“The Government can’t escape the fact that the agreement it signed on the future of land at Ihumātao only says houses ‘may’ be built there and since the agreement was announced there hasn’t been any commitment that a single house...
“The Government can’t escape the fact that the agreement it signed on the future of land at Ihumātao only says houses ‘may’ be built there and since the agreement was announced there hasn’t been any commitment that a single house will actually be built there,” says ACT Housing spokesperson Brooke van Velden.
“Save Our Unique Landscape’s (SOUL’s) only public statement since the announcement of the agreement doesn’t mention housing once.
“Advice from the Ministry of Housing and Urban Development to the Cabinet made it clear that the agreement left Ihumātao’s new owners with the potential to determine that there are ‘other uses which are deemed to be more suitable than housing’ for the land.
“This is important, because Treasury doesn’t believe the land meets the appropriation criteria for the Government’s Land for Housing fund – which was established to support KiwiBuild.

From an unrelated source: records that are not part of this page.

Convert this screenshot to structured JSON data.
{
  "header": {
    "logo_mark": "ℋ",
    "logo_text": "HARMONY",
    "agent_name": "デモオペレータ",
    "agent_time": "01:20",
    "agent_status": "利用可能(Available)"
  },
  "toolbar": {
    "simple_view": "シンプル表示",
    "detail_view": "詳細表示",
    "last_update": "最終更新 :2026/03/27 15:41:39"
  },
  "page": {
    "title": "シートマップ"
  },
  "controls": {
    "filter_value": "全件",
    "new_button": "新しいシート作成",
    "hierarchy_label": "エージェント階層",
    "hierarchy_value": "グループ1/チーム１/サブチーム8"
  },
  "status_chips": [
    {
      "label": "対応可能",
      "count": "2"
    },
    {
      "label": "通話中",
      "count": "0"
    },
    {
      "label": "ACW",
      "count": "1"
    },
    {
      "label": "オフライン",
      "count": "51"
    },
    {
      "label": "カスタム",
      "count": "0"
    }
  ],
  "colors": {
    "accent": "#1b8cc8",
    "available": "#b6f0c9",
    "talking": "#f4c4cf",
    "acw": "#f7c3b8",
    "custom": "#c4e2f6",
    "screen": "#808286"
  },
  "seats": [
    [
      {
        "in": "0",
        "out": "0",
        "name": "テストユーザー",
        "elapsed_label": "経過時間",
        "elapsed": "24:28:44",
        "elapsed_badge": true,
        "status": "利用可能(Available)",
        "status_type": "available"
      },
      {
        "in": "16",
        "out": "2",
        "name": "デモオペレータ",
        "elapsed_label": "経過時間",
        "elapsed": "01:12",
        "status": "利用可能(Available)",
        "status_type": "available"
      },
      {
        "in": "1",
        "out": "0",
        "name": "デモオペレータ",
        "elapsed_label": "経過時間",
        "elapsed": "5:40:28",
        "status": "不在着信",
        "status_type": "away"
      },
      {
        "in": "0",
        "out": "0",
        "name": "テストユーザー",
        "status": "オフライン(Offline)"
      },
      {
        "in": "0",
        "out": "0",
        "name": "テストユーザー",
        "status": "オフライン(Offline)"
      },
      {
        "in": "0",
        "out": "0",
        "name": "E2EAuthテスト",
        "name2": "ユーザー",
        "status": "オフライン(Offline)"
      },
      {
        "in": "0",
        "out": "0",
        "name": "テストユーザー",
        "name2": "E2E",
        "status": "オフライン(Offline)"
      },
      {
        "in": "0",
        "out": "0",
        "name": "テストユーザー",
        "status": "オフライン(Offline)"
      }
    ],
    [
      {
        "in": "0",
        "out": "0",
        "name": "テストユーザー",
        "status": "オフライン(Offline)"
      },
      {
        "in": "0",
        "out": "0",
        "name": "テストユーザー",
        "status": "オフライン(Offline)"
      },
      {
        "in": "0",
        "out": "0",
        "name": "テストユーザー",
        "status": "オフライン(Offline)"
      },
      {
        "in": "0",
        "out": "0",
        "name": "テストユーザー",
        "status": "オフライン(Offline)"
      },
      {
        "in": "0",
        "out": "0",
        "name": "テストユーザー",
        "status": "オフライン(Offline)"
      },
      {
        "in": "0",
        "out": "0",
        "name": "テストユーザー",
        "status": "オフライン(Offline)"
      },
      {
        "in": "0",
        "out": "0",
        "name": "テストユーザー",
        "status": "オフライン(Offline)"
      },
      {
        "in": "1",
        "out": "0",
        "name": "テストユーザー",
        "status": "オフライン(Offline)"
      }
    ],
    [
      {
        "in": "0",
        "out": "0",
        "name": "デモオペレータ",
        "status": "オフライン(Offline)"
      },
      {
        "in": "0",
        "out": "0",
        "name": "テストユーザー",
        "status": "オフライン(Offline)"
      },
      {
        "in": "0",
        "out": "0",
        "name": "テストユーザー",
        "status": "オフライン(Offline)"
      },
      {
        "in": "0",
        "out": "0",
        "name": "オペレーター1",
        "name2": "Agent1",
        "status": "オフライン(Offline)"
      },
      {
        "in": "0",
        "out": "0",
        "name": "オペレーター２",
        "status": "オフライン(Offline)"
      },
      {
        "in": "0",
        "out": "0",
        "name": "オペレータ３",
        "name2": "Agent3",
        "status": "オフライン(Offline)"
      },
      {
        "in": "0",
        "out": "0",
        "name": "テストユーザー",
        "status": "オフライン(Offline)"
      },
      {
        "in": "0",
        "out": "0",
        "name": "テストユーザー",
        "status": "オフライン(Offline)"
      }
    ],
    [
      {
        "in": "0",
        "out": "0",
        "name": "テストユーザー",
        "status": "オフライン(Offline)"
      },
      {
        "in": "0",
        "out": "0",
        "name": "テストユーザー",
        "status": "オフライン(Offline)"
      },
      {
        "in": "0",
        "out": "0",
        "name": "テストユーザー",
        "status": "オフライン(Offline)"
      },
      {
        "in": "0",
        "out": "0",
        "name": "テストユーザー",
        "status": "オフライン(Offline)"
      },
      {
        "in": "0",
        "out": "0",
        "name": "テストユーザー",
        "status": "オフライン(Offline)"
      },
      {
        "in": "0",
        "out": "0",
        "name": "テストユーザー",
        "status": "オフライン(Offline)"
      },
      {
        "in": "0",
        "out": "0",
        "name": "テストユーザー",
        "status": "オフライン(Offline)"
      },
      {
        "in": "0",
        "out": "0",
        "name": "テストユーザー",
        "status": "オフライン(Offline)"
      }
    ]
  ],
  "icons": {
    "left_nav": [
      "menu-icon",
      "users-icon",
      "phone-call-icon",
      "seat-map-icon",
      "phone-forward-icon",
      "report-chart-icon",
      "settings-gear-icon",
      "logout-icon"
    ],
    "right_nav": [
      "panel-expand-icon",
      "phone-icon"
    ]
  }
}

“Almost four months on from the announcement the governance group responsible for agreeing on the future use of the land hasn’t even been appointed.
“The longer we don’t get an announcement of a development partner and a plan for building houses the harder it gets for the Government to fit its decidedly square funding peg – the Land for Housing fund – into the round hole that is Ihumātao.
“That’s just one reason ACT has asked the Auditor-General to investigate what appears to be a wholly inappropriate use of taxpayers’ money.”